First, I want to give you a warning. You’ll be humming ‘I will survive’ for the rest of the time you spend reading this article. You can pick your own version, but it will happen. It happens to me every time I think of the petrified forest, because what other use of the word ‘petrified’ can you think of? Feel free to answer that. In the meantime, hum away. We’re going to the petrified forest and the painted desert.
“First I was afraid, I was petrified.” We’d had our big trip from Phoenix to Sedona and the Grand Canyon and back to Phoenix. Seeing literally everything worth seeing in between the Canyons and Phoenix, we prepared for a last two days of luxurious laziness. We were staying somewhere with a lovely pool, and having escaped the cold of Missouri, sunshine and pool sounded fantastic. On our way to the pool, we dived into a bookcase and noticed one of those travel books with a million places to see before you die. They should sell those books geographically, where all the places you’d have to see are in a 100-mile radius and not that expensive. You know, you read a book that is essentially a bucket list, and after two weekends in the car you can die peacefully. Doesn’t work that way. Marrying Mrs Missouri means taking a 6-hour bus trip detour through Turkey just to see a spectacular mountain for a whopping two hours (totally worth it, though).

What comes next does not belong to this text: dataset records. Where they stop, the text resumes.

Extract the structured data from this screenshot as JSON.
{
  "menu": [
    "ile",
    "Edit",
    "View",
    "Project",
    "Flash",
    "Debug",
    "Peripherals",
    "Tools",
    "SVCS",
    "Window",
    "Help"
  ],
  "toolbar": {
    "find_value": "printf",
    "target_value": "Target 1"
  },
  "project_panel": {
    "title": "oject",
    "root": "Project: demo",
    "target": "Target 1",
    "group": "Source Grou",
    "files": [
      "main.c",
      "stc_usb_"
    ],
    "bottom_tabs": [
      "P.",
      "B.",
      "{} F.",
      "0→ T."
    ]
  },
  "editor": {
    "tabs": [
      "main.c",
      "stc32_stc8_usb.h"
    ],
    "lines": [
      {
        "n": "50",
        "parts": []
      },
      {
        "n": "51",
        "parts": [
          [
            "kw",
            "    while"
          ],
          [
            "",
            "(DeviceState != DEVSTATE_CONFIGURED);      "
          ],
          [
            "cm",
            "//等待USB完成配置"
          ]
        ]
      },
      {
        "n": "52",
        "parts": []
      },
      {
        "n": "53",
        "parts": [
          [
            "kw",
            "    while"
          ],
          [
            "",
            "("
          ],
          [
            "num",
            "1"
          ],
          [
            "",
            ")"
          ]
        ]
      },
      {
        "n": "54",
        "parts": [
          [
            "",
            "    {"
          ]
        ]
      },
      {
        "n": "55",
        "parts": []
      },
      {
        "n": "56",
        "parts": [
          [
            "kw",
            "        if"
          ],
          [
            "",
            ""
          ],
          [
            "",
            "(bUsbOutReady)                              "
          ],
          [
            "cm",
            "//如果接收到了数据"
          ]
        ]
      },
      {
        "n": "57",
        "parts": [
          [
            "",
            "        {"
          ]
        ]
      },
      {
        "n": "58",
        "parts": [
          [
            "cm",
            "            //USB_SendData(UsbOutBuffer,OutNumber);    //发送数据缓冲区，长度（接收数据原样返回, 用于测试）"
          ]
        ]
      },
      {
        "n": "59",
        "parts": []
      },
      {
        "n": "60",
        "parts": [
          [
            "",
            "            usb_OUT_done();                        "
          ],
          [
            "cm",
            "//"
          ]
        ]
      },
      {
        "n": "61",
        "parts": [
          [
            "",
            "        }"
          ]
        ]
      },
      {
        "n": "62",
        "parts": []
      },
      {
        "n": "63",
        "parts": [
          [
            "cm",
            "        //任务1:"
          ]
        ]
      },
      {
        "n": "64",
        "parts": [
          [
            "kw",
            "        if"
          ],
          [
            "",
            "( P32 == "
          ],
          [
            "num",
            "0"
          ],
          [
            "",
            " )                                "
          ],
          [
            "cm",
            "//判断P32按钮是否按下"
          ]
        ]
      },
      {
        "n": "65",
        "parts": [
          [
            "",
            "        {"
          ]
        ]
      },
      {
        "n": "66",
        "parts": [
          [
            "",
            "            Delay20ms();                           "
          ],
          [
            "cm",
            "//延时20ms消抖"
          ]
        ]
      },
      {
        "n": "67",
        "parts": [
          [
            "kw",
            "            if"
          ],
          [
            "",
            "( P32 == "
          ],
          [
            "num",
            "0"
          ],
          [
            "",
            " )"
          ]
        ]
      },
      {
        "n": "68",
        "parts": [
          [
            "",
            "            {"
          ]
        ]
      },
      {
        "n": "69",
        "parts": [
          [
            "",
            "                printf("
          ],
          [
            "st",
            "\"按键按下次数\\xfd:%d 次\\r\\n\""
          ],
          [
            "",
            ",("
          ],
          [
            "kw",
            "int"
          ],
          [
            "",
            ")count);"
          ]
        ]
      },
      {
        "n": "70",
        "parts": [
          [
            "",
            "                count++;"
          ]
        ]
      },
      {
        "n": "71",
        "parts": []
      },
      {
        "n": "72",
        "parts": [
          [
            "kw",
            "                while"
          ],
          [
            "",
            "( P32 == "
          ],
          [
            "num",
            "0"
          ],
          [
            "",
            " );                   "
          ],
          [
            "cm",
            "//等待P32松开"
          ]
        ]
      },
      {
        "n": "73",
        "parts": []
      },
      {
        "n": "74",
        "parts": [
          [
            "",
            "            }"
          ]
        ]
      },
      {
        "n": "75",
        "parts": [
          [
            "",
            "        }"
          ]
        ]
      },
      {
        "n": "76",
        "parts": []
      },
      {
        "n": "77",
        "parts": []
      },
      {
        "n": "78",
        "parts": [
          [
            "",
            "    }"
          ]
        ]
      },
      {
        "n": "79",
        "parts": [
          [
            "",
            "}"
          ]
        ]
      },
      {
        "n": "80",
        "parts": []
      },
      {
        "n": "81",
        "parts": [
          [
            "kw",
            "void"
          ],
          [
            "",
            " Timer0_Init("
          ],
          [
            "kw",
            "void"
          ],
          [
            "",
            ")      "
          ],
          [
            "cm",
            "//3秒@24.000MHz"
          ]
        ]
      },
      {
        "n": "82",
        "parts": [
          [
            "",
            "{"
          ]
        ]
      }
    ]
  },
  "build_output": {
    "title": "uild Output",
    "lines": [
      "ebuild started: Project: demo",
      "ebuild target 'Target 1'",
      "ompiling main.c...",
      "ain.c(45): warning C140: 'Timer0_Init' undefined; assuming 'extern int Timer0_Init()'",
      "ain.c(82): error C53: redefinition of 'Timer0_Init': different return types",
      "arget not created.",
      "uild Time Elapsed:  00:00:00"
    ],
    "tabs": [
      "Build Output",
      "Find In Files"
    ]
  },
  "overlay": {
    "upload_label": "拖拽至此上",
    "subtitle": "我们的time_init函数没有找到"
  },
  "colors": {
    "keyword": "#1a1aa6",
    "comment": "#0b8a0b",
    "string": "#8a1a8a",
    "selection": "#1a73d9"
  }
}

“I should have changed that stupid lock, I should have made you leave the key, if I had known for just one second, you’d be back to bother me…” Alas, we fell into the trap of reading the travel book, and discovered Arizona had more to offer. Checking Google Maps, we found out we could in fact do the petrified forest, the meteor crater (that is really its name) and some weird mountain castle in one day. The next day, that is exactly what we did. The petrified forest was very cool. I was tempted to take one of the small pieces of petrified wood, but kept my composure. You are welcome, future visitors of the petrified forest. The most amazing thing to me was how well petrified wood is preserved. The forest wasn’t actually a forest, but rather the end station of a land slide that took a forest with it. The perfect storm of conservation circumstances makes for perfectly conserved petrified wood. It’s millions of years old, and still the logs look perfect. You can count the rings if you want to. It is conveniently located in the painted desert, so we took some pictures of the surroundings, too. From there on we drove to the crater (when you there, you realize it doesn’t deserve a name; it’s a big crater) and back home to the pool. Now, if you’ll excuse me, I’ll start belting ‘I will survive in the shower’.